 The new Proxy Access rules contained in Rule 14a-11 cannot be used by a shareholder trying to gain control of the company. For this purpose, “control” is presumably as defined in Rule 12b-2 of Regulation 12B under the 1934 Act: “the possession, direct or indirect, of the power to direct or cause the direction of the management and policies of a person, whether through the ownership of voting securities, by contract, or otherwise.”
 Although the shareholder who meets the threshold and holding period requirements with the highest percentage of voting stock is given preference under the new Proxy Access rule, if that shareholder does not propose nominees representing 25 percent of the number of directors, then other shareholders who meet the threshold and holding period requirements (in descending order of stock holdings following the shareholder with the highest percentage of voting stock) may include nominees including those proposed by any such larger shareholder until such number of shareholder nominees equals (but does not exceed) 25 percent of all directors.
 Section 954 of Dodd-Frank contrasts with §304 of Sarbanes-Oxley (15 U.S.C. §7243 (2002)) which claws back directly from any CEO or CFO subject to its provisions the applicable clawback amounts. See, also, clawback provisions under TARP. EESA §111(b)(3)(B), as amended by ARRA §7001.
 Presumably data relating to earnings must be taken into account. What about stock price (for example, in an incentive award tied to Total Shareholder Return)? Are restricted stock and stock unit awards, unless subject to separate performance criteria, covered by §954? The argument against such awards being covered would be (1) they are not “incentive-based compensation” for purposes of §954 (i.e., they are not, as such, performance-based) and (2) a stock or stock unit award based on time vesting only does not itself entail financial criteria to which §954 is directed.
 See in this connection SEC v. Jenkins, 2919 U.S. Dist.

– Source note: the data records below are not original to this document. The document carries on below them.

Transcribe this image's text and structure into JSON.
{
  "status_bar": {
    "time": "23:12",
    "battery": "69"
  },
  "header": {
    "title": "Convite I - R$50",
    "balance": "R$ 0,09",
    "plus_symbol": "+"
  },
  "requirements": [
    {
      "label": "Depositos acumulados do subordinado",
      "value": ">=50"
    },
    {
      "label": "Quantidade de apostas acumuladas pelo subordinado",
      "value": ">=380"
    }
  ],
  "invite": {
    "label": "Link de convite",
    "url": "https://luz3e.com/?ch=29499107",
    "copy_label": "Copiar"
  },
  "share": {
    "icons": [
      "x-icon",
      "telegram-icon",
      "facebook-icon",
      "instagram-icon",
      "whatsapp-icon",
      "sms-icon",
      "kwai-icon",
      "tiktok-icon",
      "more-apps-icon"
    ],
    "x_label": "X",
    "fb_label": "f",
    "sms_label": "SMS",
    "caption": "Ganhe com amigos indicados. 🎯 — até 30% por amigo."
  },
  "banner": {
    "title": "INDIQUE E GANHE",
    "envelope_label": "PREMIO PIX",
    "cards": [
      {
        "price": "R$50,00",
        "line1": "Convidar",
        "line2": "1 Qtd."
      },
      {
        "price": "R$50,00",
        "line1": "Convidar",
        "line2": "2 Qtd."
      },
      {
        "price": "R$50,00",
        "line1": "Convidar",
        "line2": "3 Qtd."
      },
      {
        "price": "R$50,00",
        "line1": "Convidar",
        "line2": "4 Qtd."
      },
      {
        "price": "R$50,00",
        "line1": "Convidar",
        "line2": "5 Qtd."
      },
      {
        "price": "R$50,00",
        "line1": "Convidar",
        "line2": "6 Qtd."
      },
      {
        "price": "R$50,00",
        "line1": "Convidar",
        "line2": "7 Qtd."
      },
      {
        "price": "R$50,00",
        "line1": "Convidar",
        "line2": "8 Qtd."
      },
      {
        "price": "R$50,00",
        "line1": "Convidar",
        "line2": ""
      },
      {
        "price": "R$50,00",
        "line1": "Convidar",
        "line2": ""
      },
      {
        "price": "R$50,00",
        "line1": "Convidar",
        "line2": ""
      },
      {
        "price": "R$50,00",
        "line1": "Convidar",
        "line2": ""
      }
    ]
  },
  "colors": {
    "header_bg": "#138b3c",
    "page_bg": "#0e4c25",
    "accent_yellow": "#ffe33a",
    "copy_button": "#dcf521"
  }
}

LEXIS 57023 (June 9, 2010). In the Jenkins case, the SEC brought an action under Sarbanes-Oxley §304 against an executive not accused of taking part in the misconduct that gave rise to the clawback. The executive moved to dismiss the action. The motion was denied. In his motion, the executive raised an issue as to the constitutionality of Sarbanes-Oxley §304. The possibility remains that constitutional issues will be raised at trial. Any constitutional issue under Dodd-Frank would be distinguishable from the constitutional issue under Sarbanes-Oxley. Dodd-Frank does not apply directly to the executive but rather directs the applicable securities exchanges and associations to adopt listing rules requiring clawback policies and enforcement by exchanges and associations be in the form of delisting the listed company. (To avoid delisting, the company, of course, would have to recover from the executive.) The affected executive presumably would argue that the federal government cannot do by indirection what it cannot do directly (on this particular point, to apply a new rule retroactively to awards previously paid). Whether any constitutional issue might arise on the ground of retroactive application of the statute to existing legal entitlements, including payments of compensation already made, will depend upon the determinations of the SEC in its future rulemaking as to the listing requirements of the exchanges and associations.